5 Ways You Can Reduce Attrition Using HR Analytics
One of the major misconceptions revolving around the human resource department is that it’s one of the most chilled out departments in the entire organization. Most people (I know you do too) think that the folks at HR have an easy life and that their primary responsibilities include organizing fun activities, team lunches, secret Santa games and more.
To clear off those misconceptions, the HR is one of the toughest departments to be in. Just like yours, HR too has targets and monthly goals to achieve and they are the ones who probably have a perpetually challenging task at the workplace – controlling attrition.
With the startup fever becoming an epidemic of sorts, this is perhaps the worst time for human resource personnel. Every month, there are employees quitting their job to pursue their passion and finding an alternative for them immediately is a challenging task. They then have to look for new candidates, recruit them, get their forms filled, orient them to the company culture and work on their confirmations only to set the wheels spinning again. To throw some statistics, research states that close to 1/3rd of the new recruits quit the workplace after close to 6 months of employment.
However, with the recent developments in technology, the human resource department can actually now predict attrition and control it through data analytics – or rather HR analytics. By offering crucial insights on employee metrics, contentment levels, happiness index and more, HR analytics helps you come up with proactive measures to keep attrition under control. Here, we have compiled the 5 best ways to control attrition using HR analytics.
Have the Right Data touchpoints for the Right Results
A good data set is the one that is built with a goal in mind. The more focused your data sets are, the better your analytics reports will be. When working on an attrition report, make sure you consider all the metrics and touchpoints that are directly related to the satisfaction levels of an employee. By employee, we refer to the person in both the highest and lowest levels of your company’s hierarchy. Only when their happiness is considered that it will reflect the happiness of your entire workplace. Consider factors like age, monthly income, years or months since last promotion, marital status, job involvement, gender, compatibility or rapport with the reporting manager, work-life balance, job involvement, years or months since the last pay hike and more.
All these factors boil down to the emotional levels of an employee and results on these will give you a clear picture on possible attritions and the time, allowing you to take any corrective measure.
Look at Employees’ History
Sometimes, it is easier to find patterns in an employee’s work culture and career and predict if he or she would fit into the organization or last long.
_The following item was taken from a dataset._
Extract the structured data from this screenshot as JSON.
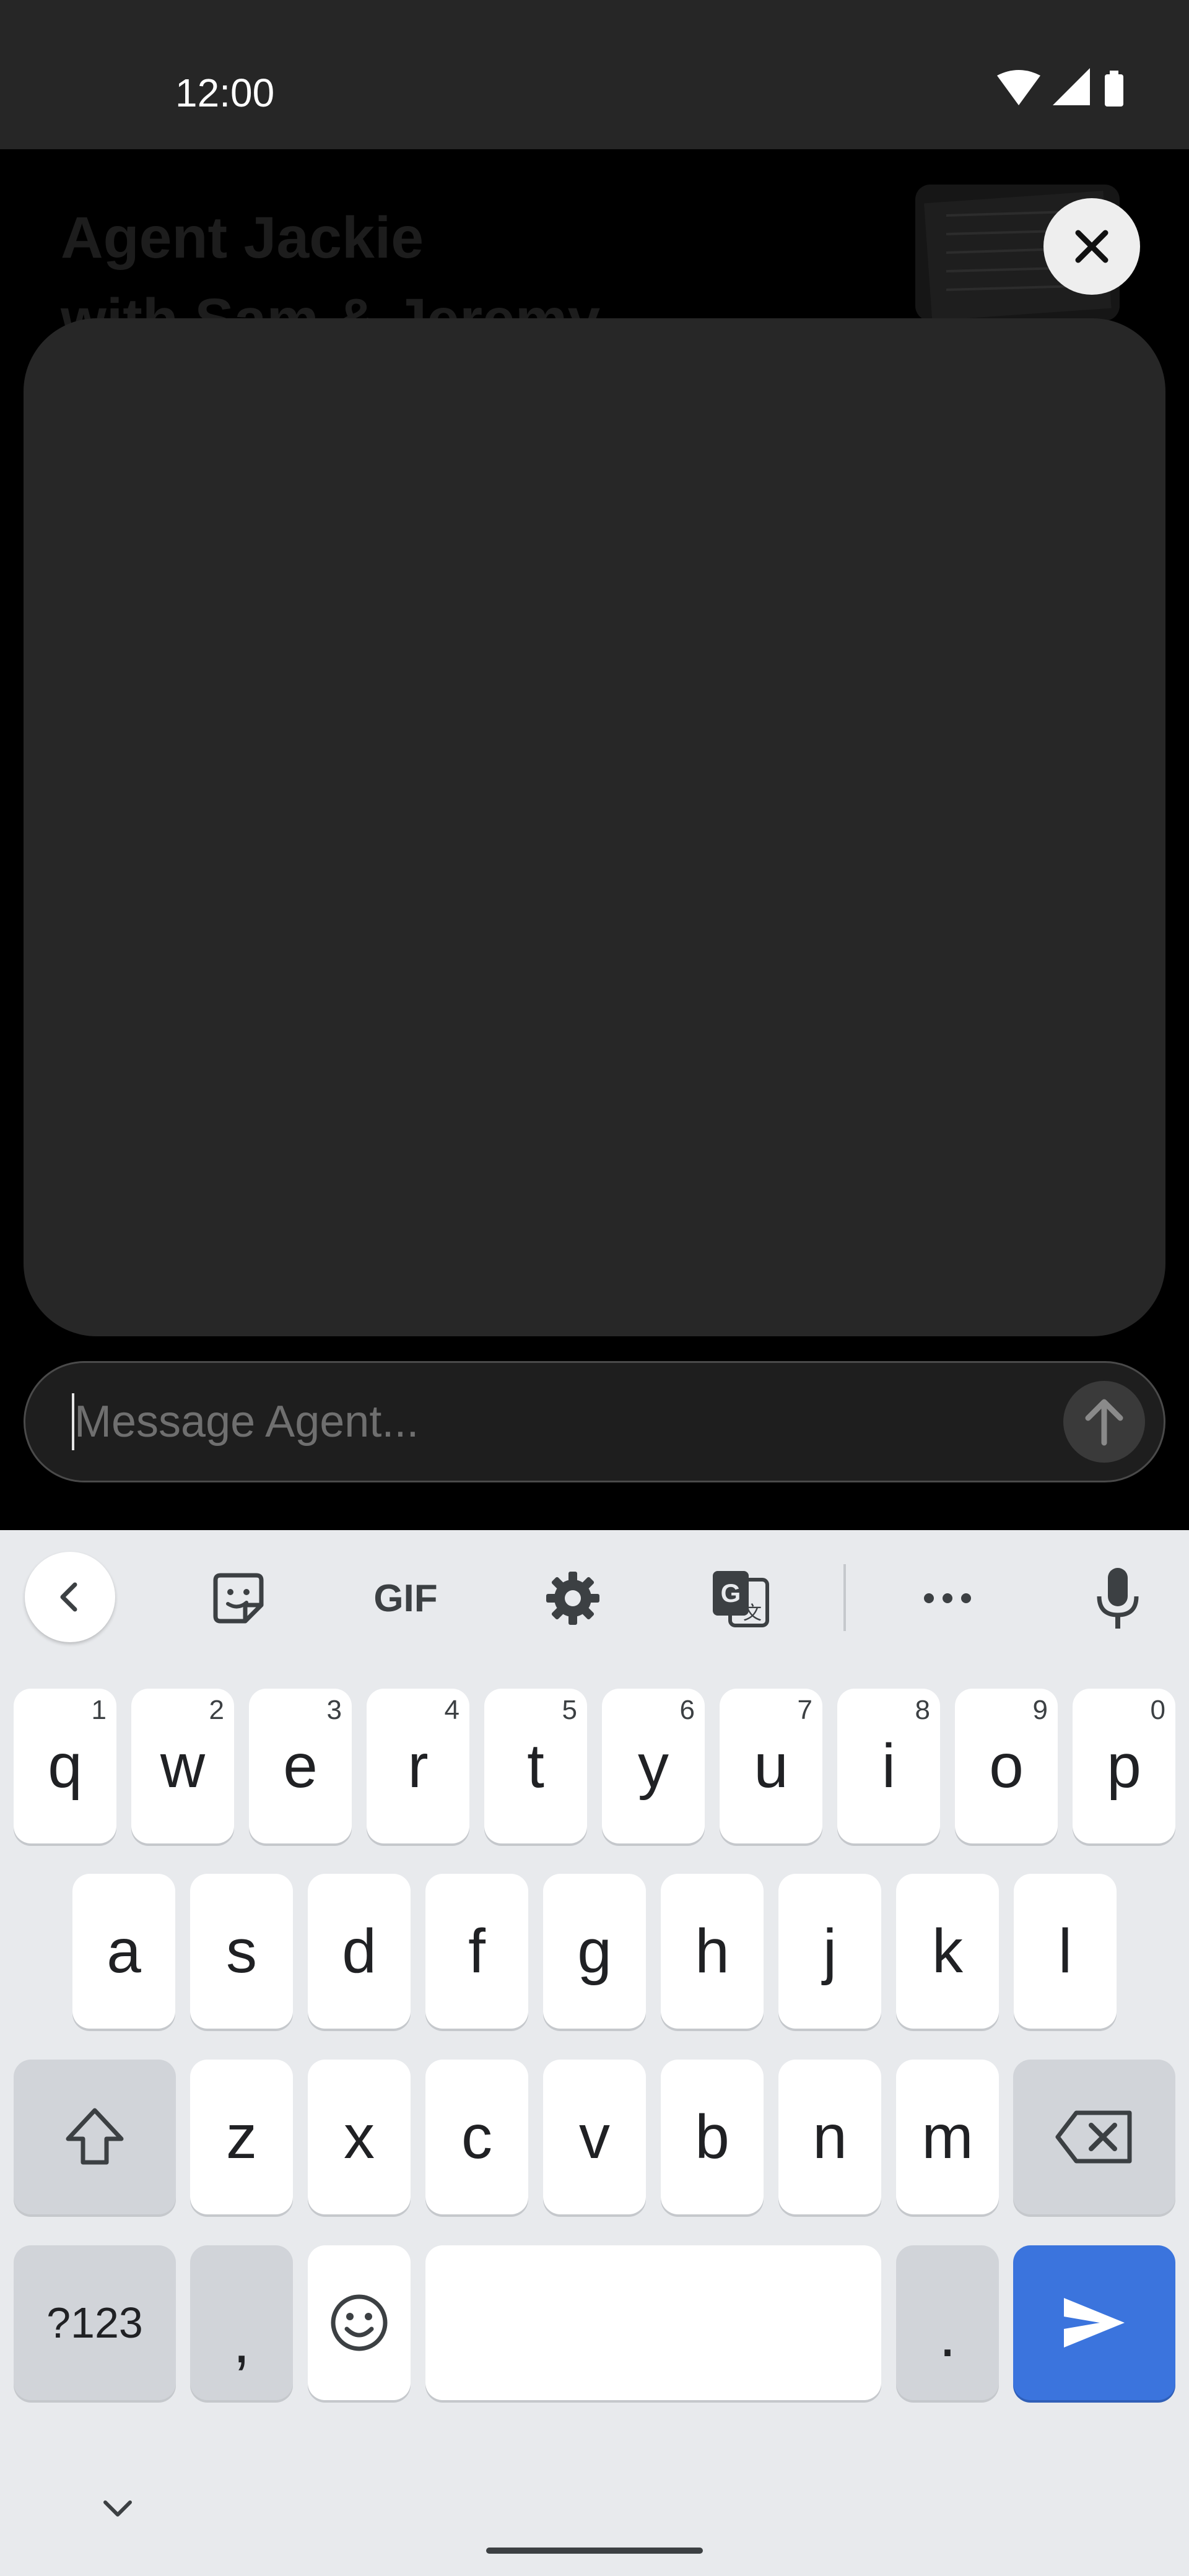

For someone who has worked in more than four companies in a short span of five years, it is easy to come to the conclusion that the maximum duration the employee works before getting bored is one year. Records, patterns, and data on this can give HR a new perspective on possible turnover and even analyze the reason for his actions. If the employee kept switching companies for better pay or better work culture, the HR can easily fix a meeting and take measures to control attrition when the time of the year for the employee arrives.
Individual Records for Individual Departments
When you have a database as a whole and then work on attrition reports, the results can be bewildering. To control retention in the most precise way possible, we suggest you classify the reports by departments and work on analytics. This will further refine your requirements and see better insights on which department has more attrition, why, any pattern that can be spotted, fault with the managers, team morale, challenging tasks, monotony and more. For instance, the satisfaction level for an employee in sales can be different from the one in project management. Breaking down the factors into fragments will give you crucial insights that will help you come up with better and distinct results and insights and help you take predictive and preventive measures for every department.
Employee’s Personal Emotional Quotient
Often, our mornings and mid-afternoon thoughts are on home, family concerns, relationships, EMIs, and more. This greatly affects the day’s productivity and keeps an employee’s morale and satisfaction levels down. To get the spirit up and flowing and to ensure the employee feels valued and recognized, the HR should take into consideration data factors that touch upon a few personal spaces and talk to them to offer any assistance. The results should be entered into the employee’s report and analyzed for inferences. When this is done for three straight months with corrective measures, you can see a change in the employee and his or her work.
It’s not always about pay hike or promotion
Also, the HR should understand and take into consideration that employee satisfaction and attrition are not always connected to pay hikes and promotions. There are values beyond them on emotional and personal levels that can be causing increased attrition rates. Keeping the two factors aside, the person should also work on other sidelined factors to get a deeper understanding of what’s happening within their workplace and set the place right for possible new recruits.
So, these were some of the factors you should definitely consider while working on your attrition reports. If you haven’t started off with HR analytics yet, well, this is the perfect time for you to upskill and make 2018 the best year for your career and organization. Click here to know how you can become a data-driven HR Analytics professional.
Can you think of any other factor or measures on HR analytics and attrition? Let us know in the comments.